In 1939 the Second World War began. The war had been expected for some time and the Government had made plans to evacuate the children from the cities and dangerous coastal areas to safe country districts. Chalford Hill was designated one of these safe places.
Soon after war was declared a large group of children and their teachers arrived, from Southend on Sea. They were billeted in the village with families and had to attend our school. They were older pupils from Southend and found it very difficult to settle to village life. Their teachers came with them and also found it difficult working in someone else’s school. Of course there was not enough room to accommodate them so school hours became part time for both groups. The Chalford Hill children attended in the morning and the Southend ones in the afternoon. I expect the children enjoyed the shorter days.The pupils from Southend moved on after a few months and were replaced by some new evacuees from a school in Birmingham. There were not so many of them and they settled in with the village pupils.

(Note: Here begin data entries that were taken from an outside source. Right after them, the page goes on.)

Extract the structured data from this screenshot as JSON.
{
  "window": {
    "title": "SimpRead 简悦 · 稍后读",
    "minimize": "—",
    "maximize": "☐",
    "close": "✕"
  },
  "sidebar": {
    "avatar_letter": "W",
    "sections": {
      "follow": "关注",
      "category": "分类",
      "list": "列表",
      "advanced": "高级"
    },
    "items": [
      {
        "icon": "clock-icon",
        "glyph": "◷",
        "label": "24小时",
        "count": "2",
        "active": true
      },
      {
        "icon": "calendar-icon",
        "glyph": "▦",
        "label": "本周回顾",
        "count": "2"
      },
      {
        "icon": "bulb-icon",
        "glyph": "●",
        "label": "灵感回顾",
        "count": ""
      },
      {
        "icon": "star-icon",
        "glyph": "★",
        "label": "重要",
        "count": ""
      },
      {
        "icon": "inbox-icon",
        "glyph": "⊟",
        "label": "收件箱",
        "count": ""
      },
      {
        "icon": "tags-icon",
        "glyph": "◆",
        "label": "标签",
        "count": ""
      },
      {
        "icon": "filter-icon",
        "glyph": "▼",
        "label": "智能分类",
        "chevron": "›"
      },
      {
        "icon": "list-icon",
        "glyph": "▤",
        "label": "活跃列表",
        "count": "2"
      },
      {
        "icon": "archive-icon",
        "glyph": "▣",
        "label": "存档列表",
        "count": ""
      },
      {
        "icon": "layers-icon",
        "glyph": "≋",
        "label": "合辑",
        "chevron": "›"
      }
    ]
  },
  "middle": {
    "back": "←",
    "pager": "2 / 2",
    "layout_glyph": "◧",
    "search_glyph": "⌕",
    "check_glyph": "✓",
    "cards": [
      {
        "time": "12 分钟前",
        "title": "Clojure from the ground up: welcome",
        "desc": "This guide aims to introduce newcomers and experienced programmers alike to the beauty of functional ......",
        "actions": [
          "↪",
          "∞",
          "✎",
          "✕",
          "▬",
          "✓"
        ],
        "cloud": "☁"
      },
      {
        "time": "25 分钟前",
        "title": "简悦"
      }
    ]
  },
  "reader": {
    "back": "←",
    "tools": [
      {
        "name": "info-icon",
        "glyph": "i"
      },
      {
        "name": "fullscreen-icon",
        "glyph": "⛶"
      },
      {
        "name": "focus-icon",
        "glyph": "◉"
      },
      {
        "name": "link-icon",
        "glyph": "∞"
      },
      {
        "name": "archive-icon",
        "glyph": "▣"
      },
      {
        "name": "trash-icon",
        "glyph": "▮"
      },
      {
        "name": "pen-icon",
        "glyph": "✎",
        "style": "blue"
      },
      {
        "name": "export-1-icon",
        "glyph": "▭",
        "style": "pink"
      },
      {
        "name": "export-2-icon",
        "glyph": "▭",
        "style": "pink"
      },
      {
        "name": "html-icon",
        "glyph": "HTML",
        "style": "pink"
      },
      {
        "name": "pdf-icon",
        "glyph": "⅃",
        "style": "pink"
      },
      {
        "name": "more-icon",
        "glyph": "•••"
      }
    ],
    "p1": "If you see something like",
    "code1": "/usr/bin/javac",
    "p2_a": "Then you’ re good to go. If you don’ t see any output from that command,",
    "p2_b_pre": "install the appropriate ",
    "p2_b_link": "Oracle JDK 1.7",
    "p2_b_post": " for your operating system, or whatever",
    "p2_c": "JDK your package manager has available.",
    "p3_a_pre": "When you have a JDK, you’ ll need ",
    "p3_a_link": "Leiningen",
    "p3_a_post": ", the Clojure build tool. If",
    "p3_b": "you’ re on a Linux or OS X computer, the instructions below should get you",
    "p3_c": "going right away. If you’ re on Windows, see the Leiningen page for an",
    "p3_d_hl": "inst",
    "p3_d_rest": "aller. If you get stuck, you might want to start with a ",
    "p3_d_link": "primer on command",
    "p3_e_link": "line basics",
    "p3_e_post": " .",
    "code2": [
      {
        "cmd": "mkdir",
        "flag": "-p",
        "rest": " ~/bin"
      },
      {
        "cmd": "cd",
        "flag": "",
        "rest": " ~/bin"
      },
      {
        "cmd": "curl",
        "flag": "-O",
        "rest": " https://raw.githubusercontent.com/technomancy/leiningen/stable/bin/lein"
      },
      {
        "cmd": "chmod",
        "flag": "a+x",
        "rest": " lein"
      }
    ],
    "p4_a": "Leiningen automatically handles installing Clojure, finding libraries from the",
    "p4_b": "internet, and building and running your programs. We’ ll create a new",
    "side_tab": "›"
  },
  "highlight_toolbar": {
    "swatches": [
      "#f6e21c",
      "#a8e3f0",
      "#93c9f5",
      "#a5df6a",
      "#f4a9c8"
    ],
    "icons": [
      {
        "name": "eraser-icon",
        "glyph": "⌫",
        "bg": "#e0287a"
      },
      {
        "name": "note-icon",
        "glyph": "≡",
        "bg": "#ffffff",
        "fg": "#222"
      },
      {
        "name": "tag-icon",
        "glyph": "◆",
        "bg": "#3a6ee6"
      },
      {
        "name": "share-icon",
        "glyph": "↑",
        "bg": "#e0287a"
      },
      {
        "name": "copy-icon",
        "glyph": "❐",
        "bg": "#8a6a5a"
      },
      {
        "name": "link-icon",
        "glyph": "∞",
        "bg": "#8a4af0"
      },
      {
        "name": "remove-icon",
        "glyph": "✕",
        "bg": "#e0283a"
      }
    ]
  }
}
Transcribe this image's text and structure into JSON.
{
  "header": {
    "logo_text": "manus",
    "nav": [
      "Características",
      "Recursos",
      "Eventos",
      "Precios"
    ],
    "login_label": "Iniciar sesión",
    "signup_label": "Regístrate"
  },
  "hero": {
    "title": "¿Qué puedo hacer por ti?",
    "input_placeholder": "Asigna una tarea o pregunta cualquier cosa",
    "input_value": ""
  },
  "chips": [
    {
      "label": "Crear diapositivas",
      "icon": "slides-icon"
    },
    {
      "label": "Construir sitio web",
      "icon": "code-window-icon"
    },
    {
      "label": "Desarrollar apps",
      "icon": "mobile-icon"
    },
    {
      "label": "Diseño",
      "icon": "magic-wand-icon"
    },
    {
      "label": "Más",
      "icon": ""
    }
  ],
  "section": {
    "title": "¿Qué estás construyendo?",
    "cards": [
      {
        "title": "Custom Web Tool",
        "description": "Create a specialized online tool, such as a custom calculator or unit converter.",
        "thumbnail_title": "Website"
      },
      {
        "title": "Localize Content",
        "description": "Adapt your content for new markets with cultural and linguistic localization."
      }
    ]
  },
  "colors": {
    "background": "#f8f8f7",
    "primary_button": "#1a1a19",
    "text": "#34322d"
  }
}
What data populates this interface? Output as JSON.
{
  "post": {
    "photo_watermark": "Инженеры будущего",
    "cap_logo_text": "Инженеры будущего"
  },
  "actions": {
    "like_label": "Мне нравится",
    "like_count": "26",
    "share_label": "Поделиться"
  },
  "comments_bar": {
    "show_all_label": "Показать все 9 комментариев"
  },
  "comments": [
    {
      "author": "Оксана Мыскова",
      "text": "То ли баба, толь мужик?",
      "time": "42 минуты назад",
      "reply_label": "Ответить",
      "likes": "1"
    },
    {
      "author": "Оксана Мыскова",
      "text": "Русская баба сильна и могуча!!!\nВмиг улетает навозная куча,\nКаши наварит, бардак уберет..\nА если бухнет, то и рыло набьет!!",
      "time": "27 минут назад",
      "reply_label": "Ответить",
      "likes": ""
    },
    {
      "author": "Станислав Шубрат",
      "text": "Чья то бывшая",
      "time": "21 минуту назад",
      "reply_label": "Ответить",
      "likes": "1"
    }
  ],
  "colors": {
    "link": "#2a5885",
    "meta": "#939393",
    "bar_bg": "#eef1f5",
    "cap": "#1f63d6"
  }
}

During the war the older children helped the ‘war effort’ by increasing the amount of vegetables grown and keeping more chickens. Food was rationed – everybody had books of coupons, which allowed them to have certain amounts of each food or product. Anything extra was especially welcome.
At the start of the war everyone had been issued with a gas mask and the children had to carry it with him or her at all times. I have been told how unpleasant the gas practises were because the masks were smelly and made it hard to breathe. We have a few old gas masks in our history project sets.
Old people sometimes drop in today to look around the school and comment on the changes. Up until now it has looked much the same from the outside.
The railings appeared around 1912, and at some time the playground was tarmaced over instead of being dirt. Many school railings were taken down during the war to be made into airplanes (they were no use actually as the steel was unsuitable) so we are lucky to have the originals.
For many years there was a wooden shed in the garden, which was used for storing tools, but it eventually rotted and was pulled down.
Beside the shed was a compost heap – the weeds still grow very well just there.
In the bottom playground there was another shed which housed P.E. equipment. The foundations can still be seen in the corner of the playground,
Sometime during the nineteen twenties or thirties the toilet block was constructed out of concrete blocks with a tin roof. Flush toilets must have been an improvement on the original earth closets but they were very draughty in winter. The staff ladies’ toilet had a nasty habit of spraying water from the overhead cistern on unsuspecting visitors who did not rush out of the way in time.
In the 1980’s indoor toilets were put into the old cloakroom areas at the front of the school. The staff toilet still caught people unawares. One new recruit got locked in during her first week and another narrowly missed a serious accident when the ceiling fell in as she was leaving.
At the same time as the indoor toilets were built a corridor was put in and the Reception class was given a larger work space, made from the two classrooms in the main part of the building.
During the 1990s another really big change happened. A mezzanine was put into the main part of the building. Upstairs was a small classroom and a library. Below this iwas a wet play area and a small reception room. The infant classes shared the wet area. A corridor and stairs separated the other classrooms.
Early in the new century work began to extend and transform the school into the space as it is today. The work took a long time and caused alot of disruption to the staff and pupils.
Visitors from the past will still recognise the school from the outside, until they walk round past the hall. The new building which rises up against the side of the original is a striking addition for the 21st century.
There are plans to improve the site still further in the future, watch this space!